The irony is that many started like revolutionists, reformers, heroes, and sometimes as freedom fighters, but morphed into autocrats due to the proclivity for power and quest for control of the money jugular. Yes election may be held, but the vote may not count. Some of them even master the craft of using experts, and reformers in their cabinet like Ibrahim Babangida, but in the end these technocrats emerge from their stint in office severely compromised.
In fact in the gap-tooth general’s case, it was taken to a level of fieldcraft in which all institutions, the police, the various arms of government, most especially the judiciary and the civil service were ferociously battered and morally eviscerated. Nothing eventually became the country like the way they left it: socially devasted, morally decrepit, and politically moribund.
Again not a few were in their early days in schools without shoes, without school bags, and even had to carried their books in their hands. Some even left their political imprisonment with barely 20,000 naira in their account.
But today, they are billionaires, and while their country has stayed poor, they have benefited from it, and only through that way. Indeed in Africa failure works, first for those in power and then second for their front men through whom contracts, assets and cash are channeled to foreign accounts and investment, and finally for their narrow base of supporters.
Zimbabwe is case study on the politics of poverty. Barely a few weeks back, the finance minister Tendai Biti announced to the press that his country has just $217 (roughly 34, 720 naira) in the national coffer! “The government finances are in paralysis state at the present moment,” he said. And that was not the first of its kind. Zimbabwe had made similar news in 2008 when its annual inflation hit an estimated 96 sextillion percent. The Central Bank had to print a $100 trillion note which now sells on Ebay for a few U.S dollars.
But while the country is hemorrhaging, and more than a majority living on less than $1 a day, Mugabe and members of his ruling party have grown stupendously rich. Robert Mugabe himself has an estimated wealth running into Billions of Dollars. In November last year, a Canadian watchdog alleged that more than $2 billion worth of diamonds have gone missing in Zimbabwe since 2008. That is how far elites can go in stealing a nation blind.
It is the lack of strong institutions, compounded by illiteracy and poverty that continues to make Africa a continent where the demand for civil and political rights far outstrips its supply.
From South Africa to Zambia, Zimbabwe, Botswana, Nigeria and to the Gambia, and indeed to much of the rest of sub-Saharan Africa, we witness regular election but it is successively less fair, less efficient and less credible. Nor is it placing credible and responsible government in place. Across the continent, democratic and autocratic systems of power are simultaneously in play.
Indeed, in the voluntary resignation of Pope Benedict XVI, the Catholic Church has spoken a loud and a strong moral message: the last best hope of Africa is not the strong man with a messiah complex, but strong institutions that work for the people.
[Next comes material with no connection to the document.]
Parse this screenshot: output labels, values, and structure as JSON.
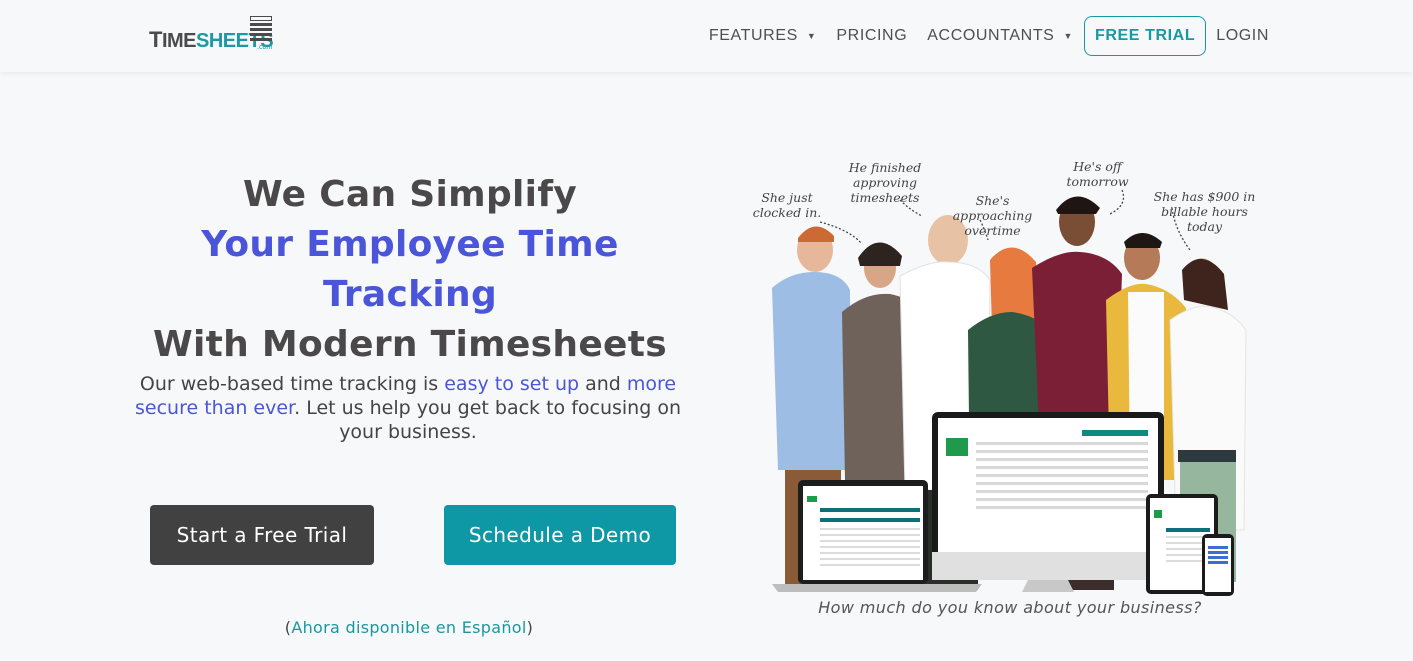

And yes, there is a messiah, but it is not you for a lifetime. Pope Benedict has said a big no to the big man syndrome in Africa.
Rev.Fr. Paul Irikefe is a priest from the Catholic diocese of Warri, Delta State, Nigeria. He can be reached at Ovoekene@yahoo.com